Stay in Care: Maintaining your health can't wait for COVID-19
Routine care can make a life-saving difference
- Heart disease is still the #1 killer of Americans, and it's not waiting in quarantine
- For patients with progressive illnesses such as cardiovascular disease, stroke and diabetes, it's more important than ever to maintain regular appointments, move forward with planned procedures and stay in care.
- For African Americans and Latinxs who are already disproportionately impacted by heart disease and COVID-19, this is even more important than ever
Seconds Count Survey Highlights
New research shows many Americans aren't maintaining their overall health through routine care due to fears of COVID-19
- About 40% of Americans do not feel safe going to a doctor's office during COVID-19
- More than 30% of Americans have not had a routine check-up with their doctor since the COVID-19 pandemic began
- More than half (51%) of people do not feel comfortable scheduling a medical procedure during the COVID-19 pandemic
- Only 25% of Black and African Americans and 29% of Latinxs would be comfortable scheduling a medical procedure
- Only 33.72% of Black and African Americans and 34.02% of Latinx respondents would be comfortable going to a hospital for an emergency while COVID-19 is still a risk, compared to 58.21% of the general population
- More people are afraid of contracting COVID-19 (58%) than having a heart attack or stroke (42%)
Doctor's offices and Hospitals Are Here to Care for You No Matter What
Doctor's offices are equipped to continue regular care appointments. Hospitals are ready to handle medical emergencies and have procedures in place to keep both patients and healthcare workers safe from COVID-19. Fear of contracting COVID-19 should not stop you from going to the doctor's office for a routine visit, or to the hospital ER.
- Doctor's offices and hospitals have processes and safety measures in place to keep you separate from COVID-19 patients, including:

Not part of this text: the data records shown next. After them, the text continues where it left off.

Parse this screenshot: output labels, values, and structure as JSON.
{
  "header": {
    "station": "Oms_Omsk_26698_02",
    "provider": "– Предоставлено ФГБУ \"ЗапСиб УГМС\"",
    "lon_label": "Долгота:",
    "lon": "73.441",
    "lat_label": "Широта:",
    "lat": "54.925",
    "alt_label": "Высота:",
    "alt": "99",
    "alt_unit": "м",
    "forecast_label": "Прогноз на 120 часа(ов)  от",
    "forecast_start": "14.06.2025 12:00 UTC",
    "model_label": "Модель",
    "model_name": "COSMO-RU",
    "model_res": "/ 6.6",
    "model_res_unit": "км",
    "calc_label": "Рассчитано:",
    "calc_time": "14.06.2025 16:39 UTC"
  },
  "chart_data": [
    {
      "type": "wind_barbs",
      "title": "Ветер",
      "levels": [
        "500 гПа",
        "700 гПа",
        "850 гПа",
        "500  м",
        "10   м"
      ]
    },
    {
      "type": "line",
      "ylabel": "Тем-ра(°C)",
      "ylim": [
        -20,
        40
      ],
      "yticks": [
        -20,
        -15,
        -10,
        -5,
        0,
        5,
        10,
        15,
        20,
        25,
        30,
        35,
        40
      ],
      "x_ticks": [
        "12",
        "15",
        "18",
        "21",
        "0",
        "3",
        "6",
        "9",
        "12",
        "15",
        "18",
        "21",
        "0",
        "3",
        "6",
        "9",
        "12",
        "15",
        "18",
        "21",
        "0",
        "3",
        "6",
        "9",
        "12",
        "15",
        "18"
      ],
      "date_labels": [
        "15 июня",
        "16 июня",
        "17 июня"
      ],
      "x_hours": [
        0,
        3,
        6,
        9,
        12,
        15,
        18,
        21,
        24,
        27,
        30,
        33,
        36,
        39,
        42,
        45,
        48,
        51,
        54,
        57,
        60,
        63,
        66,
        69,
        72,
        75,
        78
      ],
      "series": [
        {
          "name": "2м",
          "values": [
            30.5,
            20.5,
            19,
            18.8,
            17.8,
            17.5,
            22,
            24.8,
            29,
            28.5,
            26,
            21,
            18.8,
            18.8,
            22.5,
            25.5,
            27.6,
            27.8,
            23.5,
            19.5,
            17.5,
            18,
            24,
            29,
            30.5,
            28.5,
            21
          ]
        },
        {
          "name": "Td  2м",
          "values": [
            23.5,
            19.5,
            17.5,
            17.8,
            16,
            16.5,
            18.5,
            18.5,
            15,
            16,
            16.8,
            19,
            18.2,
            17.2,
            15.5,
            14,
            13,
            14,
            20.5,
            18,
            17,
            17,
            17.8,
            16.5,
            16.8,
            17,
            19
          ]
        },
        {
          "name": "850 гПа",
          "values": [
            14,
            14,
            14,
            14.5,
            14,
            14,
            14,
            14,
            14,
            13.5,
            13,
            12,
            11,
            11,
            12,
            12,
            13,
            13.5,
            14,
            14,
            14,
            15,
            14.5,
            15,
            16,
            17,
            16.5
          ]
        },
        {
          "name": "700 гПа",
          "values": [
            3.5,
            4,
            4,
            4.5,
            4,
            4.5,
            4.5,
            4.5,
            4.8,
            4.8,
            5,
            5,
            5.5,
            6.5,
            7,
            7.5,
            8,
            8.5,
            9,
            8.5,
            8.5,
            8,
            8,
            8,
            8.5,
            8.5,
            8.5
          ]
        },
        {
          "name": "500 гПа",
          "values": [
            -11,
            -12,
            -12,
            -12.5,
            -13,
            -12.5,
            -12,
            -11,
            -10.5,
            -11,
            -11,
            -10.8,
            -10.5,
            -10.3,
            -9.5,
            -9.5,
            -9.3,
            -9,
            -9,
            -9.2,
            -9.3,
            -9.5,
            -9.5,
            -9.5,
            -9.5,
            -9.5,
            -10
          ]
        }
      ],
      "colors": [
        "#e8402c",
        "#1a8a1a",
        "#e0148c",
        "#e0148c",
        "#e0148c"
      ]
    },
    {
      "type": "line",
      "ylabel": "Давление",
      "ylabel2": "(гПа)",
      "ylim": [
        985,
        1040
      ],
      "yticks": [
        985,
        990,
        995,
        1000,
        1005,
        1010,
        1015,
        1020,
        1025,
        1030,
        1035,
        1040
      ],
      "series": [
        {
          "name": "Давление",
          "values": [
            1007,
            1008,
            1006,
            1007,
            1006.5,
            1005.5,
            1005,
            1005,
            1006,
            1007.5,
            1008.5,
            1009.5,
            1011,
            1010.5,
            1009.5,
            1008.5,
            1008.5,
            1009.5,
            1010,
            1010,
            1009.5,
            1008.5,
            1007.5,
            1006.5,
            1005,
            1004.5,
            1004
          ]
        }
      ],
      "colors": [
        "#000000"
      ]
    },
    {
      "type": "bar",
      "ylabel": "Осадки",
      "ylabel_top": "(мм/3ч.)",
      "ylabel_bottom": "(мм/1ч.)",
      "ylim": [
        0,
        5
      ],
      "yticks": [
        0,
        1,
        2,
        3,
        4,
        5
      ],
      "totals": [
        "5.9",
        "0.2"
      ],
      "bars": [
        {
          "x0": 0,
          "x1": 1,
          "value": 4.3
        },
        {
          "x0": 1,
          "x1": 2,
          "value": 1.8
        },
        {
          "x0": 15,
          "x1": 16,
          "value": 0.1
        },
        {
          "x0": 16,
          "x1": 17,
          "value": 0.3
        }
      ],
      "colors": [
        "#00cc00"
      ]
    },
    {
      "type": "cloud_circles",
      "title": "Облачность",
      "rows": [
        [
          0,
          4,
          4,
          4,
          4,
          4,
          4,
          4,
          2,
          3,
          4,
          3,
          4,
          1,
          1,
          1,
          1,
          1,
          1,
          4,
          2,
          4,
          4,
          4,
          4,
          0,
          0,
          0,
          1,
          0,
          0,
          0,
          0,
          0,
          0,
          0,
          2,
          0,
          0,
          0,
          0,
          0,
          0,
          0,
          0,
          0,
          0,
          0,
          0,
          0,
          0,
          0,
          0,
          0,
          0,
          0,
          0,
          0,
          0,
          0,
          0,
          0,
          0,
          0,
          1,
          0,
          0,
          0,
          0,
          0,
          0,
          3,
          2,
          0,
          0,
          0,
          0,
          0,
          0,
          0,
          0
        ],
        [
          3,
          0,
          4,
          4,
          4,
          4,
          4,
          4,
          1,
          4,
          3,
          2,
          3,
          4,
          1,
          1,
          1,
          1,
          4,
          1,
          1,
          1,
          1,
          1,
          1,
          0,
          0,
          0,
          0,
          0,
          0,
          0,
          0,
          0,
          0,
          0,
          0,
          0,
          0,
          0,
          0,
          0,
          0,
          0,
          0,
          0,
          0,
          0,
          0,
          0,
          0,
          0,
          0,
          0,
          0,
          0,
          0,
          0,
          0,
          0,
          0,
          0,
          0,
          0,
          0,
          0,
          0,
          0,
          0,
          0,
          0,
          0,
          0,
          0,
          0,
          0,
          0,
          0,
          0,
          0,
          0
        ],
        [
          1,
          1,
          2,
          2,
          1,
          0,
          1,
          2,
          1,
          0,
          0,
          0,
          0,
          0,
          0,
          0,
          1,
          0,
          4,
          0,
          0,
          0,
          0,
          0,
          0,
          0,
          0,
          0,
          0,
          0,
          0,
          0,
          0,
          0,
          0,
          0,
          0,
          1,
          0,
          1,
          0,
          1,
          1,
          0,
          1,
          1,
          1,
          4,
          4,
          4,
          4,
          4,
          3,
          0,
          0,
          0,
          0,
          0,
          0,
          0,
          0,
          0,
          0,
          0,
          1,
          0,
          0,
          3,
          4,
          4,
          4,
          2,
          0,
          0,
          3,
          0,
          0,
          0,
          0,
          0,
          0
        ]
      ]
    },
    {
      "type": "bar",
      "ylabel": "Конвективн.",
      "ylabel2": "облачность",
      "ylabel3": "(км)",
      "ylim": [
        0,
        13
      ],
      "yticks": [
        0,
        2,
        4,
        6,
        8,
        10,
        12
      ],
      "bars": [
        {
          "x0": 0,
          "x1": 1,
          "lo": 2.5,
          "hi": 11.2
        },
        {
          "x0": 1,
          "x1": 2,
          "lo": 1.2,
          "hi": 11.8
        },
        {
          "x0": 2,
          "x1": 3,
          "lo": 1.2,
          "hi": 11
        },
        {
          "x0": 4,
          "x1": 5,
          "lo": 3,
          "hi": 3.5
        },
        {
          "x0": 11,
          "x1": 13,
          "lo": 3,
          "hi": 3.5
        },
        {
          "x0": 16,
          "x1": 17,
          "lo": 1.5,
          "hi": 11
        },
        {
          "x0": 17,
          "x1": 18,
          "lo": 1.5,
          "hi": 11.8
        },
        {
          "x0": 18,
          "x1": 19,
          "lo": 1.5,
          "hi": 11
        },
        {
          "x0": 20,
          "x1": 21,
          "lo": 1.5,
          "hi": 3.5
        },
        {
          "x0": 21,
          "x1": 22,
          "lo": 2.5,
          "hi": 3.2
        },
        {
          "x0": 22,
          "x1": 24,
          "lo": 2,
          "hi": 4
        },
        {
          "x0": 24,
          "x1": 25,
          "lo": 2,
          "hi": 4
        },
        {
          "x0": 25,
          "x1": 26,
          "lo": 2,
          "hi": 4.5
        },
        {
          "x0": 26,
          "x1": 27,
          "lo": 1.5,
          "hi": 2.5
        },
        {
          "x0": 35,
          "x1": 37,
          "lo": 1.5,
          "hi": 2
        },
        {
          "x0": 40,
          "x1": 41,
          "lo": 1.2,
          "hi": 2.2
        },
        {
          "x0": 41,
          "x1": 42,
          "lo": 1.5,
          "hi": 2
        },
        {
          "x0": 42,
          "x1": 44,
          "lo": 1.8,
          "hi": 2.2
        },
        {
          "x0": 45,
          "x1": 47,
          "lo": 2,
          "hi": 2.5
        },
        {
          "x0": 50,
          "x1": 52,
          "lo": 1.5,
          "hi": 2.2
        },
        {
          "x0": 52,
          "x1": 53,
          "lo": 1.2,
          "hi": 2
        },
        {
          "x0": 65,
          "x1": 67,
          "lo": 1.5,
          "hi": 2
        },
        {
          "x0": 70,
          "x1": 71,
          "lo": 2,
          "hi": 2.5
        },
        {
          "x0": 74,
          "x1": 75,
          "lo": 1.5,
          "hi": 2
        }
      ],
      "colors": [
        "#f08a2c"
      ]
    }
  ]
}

- Checking temperatures
- Requiring masks
- Limiting number of visitors
- Practicing social distancing in waiting rooms
Cardiac Care During COVID-19: 5 Questions to Ask Your Doctor
Cardiovascular disease is not under self-isolation. Those who have chronic illnesses, particularly cardiovascular disease, should continue to regularly communicate with their physician including regular check-ups and ongoing monitoring of symptoms.
- What precautions are hospitals/doctor offices taking to prevent the spread of COVID-19?
- What are the best ways to prepare for my doctor appointment?
- How do I handle my regularly scheduled annual EKG appointment?
- Is telemedicine an option for some appointments?
- What other ongoing monitoring options are available to me?
When it Comes to Heart Attacks & Strokes: COVID-19 Fear Can Be Fatal
Cardiovascular disease does not stop for COVID-19. If you, or a loved one, experience symptoms of a heart attack or stroke, do not delay care. When it comes to saving your life, seconds still count.
- During a heart attack or stroke, every second ticking by impacts your chance of survival. Delaying diagnosis and treatment means you’re at greater risk of complications – or even death.
- During a heart attack, just 90 minutes is the window of time to receive treatment for the best possible outcome (AHA)
- Arriving to the hospital early (within 6 hours) of ischemic stroke is key to a favorable outcome (AHA)
- Cardiovascular disease does not stop for COVID-19. While Americans should practice social distancing to avoid COVID-19, people need to know heart disease is still the #1 killer of Americans – and it’s not hiding in quarantine.
- Hospitals are equipped to treat COVID-19 AND other life-threatening health emergencies. Delaying care for emergencies can be a bigger threat to American’s health than the virus itself.
Know the Common Symptoms of a Heart Attack or Stroke
Don’t Wait. If you or a loved one is experiencing symptoms of a heart attack or stroke, call 911 or go to the hospital as soon as possible. If you are experiencing any of the following symptoms, seek medical attention immediately, as these could be signs of heart attack or stroke:
- Uncomfortable pressure, squeezing, fullness or pain in the center of your chest
- Pain or discomfort in one or both arms, the back, neck, jaw or stomach
- Shortness of breath with chest discomfort
- Face drooping
- Speech difficulty
SCAI acknowledges and thanks Medtronic, Boston Scientific, Chiesi, Abbott, and Cardiovascular Systems, Inc., for their support of the Seconds Still Count campaign